An Italian talent show is facing heavy criticism after a segment in which a woman is incessantly groped and man-handled as a bizarre joke.
Contestant Emma Marrone appeared on the TV show Amici di Maria De Filippi to sing a solo vocal piece. The disturbing "prank" consisted of a backup dancer putting his hands all over Marrone as she struggled through the performance.
Judges can be seen cackling as the pervy dude grabs her butt, chest, and waist as the clearly uncomfortable contestant attempts to sing while simultaneously pushing the creep off of her.
The Lad Bible has further details, including a translation of exchange between Marrone and the judges, which can be seen in the full clip below.

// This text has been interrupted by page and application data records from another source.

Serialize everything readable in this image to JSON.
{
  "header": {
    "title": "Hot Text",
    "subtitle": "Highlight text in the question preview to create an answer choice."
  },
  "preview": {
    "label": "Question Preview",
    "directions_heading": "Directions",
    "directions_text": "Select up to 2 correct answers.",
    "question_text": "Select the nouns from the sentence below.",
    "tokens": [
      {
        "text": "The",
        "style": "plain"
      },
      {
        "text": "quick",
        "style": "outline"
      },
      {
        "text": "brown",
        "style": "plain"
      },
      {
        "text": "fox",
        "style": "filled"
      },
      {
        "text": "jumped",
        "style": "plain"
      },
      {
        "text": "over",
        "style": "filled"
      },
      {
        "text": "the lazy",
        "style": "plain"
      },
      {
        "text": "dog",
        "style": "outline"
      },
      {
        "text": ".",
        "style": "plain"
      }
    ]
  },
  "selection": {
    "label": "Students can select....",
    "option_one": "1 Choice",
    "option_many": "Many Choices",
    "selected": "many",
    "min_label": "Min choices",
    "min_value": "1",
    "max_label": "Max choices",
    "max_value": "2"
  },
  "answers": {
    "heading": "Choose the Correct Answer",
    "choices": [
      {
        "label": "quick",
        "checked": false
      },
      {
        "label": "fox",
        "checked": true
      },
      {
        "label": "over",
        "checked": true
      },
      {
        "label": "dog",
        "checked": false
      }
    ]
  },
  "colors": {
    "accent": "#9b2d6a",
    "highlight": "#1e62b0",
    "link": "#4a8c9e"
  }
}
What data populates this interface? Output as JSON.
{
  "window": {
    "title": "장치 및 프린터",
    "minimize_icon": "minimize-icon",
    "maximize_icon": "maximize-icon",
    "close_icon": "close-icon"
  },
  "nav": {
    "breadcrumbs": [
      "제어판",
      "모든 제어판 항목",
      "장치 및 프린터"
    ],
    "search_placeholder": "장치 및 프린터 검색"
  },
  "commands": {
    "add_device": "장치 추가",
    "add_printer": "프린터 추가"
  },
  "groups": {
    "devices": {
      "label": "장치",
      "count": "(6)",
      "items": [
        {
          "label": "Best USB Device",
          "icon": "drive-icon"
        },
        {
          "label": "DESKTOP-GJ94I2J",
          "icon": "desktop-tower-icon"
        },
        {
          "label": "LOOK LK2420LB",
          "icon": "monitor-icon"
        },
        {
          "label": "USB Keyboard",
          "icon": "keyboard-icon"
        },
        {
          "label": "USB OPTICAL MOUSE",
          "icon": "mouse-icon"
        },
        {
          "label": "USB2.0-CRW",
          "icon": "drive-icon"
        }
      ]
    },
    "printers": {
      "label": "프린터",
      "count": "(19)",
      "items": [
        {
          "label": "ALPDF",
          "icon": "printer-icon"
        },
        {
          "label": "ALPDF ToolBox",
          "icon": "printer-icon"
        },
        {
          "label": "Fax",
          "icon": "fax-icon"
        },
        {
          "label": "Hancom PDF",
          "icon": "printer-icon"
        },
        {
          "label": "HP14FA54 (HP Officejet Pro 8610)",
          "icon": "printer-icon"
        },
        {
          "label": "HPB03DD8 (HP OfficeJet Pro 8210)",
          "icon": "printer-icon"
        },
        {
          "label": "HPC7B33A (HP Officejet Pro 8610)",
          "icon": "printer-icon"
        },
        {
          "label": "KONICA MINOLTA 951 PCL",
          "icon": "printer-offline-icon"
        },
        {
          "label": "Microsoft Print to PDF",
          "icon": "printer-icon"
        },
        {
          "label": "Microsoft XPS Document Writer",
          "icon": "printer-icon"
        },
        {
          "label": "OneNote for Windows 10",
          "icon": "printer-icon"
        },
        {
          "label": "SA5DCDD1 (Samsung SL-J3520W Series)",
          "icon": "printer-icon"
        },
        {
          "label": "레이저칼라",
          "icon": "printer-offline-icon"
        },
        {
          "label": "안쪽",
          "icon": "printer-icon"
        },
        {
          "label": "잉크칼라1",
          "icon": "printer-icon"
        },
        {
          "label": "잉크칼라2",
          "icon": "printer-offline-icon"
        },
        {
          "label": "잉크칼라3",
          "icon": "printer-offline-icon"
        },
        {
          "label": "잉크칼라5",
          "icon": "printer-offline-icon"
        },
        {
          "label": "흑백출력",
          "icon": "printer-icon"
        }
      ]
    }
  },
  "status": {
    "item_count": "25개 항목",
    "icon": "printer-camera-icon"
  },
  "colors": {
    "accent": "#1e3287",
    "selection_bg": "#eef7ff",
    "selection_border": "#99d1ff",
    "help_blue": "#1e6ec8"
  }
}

She can then be heard telling staff: "I don't want to be a prude - but when he touches me so much, I can't sing. This isn't dancing." She ends up pushing the 'dancer' to the ground and gets set to storm off stage.
It was at this point the show's producer admitted that the thing was a prank.
The program gave Marrone an award after airing the clip. While accepting it, she said: "In that moment, I felt very strong emotions."
After the clip was aired on Monday night campaigners launched a petition to introduce new media guidelines regarding sexual violence - it's already picked up over 17,000 signatures.
In a country like Italy, affected by high levels of femicide and violence against women, the mass media is contributing to a dangerous culture.
"As well as affecting the singer, a 'joke' like this affects all victims of violence and abuse, making them believe that abuse is normal - so normal, in fact, that we should laugh about it."
The show's host, Maria de Filippi, has responded to the backlash unapologetically, saying, "If some people think that the joke was sexual assault, that means the world has turned upside down. I don't think that anyone who is even slightly rational could think such a thing."
Funny, because we don't see how any "slightly rational" person would think that watching a woman getting straight-up molested for two full minutes makes for good television. But what do we know?